__WHAT YOU SHOULD DO__: Please state how many lines of the records hold the string "icon", giving nothing but the number.

DATA TO USE below:

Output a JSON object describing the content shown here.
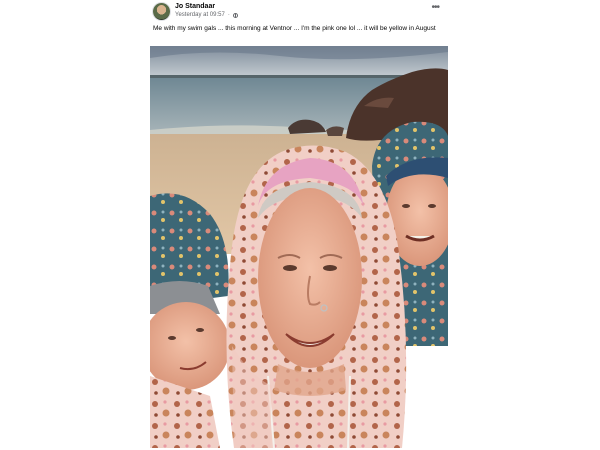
{
  "post": {
    "author": "Jo Standaar",
    "timestamp": "Yesterday at 09:57",
    "audience_icon": "globe-icon",
    "more_icon": "more-options-icon",
    "caption": "Me with my swim gals ... this morning at Ventnor ... I'm the pink one lol ... it will be yellow in August"
  },
  "photo": {
    "subject": "selfie-photo",
    "colors": {
      "sky": "#9aa7b4",
      "sea": "#7f949f",
      "sand": "#d9bfa0",
      "rock": "#4a342c",
      "pink_robe": "#efc7c0",
      "teal_towel": "#3f6b7c"
    }
  }
}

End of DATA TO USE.

__WRITTEN RESPONSE__: 2